((
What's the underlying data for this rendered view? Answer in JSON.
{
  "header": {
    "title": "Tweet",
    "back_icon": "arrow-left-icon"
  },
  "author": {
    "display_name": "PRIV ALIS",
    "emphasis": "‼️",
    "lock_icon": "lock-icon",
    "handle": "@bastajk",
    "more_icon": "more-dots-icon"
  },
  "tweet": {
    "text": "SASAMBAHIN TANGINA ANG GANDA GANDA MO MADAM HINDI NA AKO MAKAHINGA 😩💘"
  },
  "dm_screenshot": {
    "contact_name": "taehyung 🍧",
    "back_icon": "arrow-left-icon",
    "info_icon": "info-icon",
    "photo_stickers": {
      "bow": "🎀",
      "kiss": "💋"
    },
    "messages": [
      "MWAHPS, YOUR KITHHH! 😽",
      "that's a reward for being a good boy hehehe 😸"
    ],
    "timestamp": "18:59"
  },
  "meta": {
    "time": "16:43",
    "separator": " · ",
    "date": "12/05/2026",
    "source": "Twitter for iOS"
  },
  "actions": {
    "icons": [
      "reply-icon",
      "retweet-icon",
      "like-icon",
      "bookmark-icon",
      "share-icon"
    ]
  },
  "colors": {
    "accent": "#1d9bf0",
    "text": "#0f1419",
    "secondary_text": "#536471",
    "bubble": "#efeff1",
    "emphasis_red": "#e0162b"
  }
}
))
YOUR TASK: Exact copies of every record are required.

REPLY:
What's the underlying data for this rendered view? Answer in JSON.
{
  "header": {
    "title": "Tweet",
    "back_icon": "arrow-left-icon"
  },
  "author": {
    "display_name": "PRIV ALIS",
    "emphasis": "‼️",
    "lock_icon": "lock-icon",
    "handle": "@bastajk",
    "more_icon": "more-dots-icon"
  },
  "tweet": {
    "text": "SASAMBAHIN TANGINA ANG GANDA GANDA MO MADAM HINDI NA AKO MAKAHINGA 😩💘"
  },
  "dm_screenshot": {
    "contact_name": "taehyung 🍧",
    "back_icon": "arrow-left-icon",
    "info_icon": "info-icon",
    "photo_stickers": {
      "bow": "🎀",
      "kiss": "💋"
    },
    "messages": [
      "MWAHPS, YOUR KITHHH! 😽",
      "that's a reward for being a good boy hehehe 😸"
    ],
    "timestamp": "18:59"
  },
  "meta": {
    "time": "16:43",
    "separator": " · ",
    "date": "12/05/2026",
    "source": "Twitter for iOS"
  },
  "actions": {
    "icons": [
      "reply-icon",
      "retweet-icon",
      "like-icon",
      "bookmark-icon",
      "share-icon"
    ]
  },
  "colors": {
    "accent": "#1d9bf0",
    "text": "#0f1419",
    "secondary_text": "#536471",
    "bubble": "#efeff1",
    "emphasis_red": "#e0162b"
  }
}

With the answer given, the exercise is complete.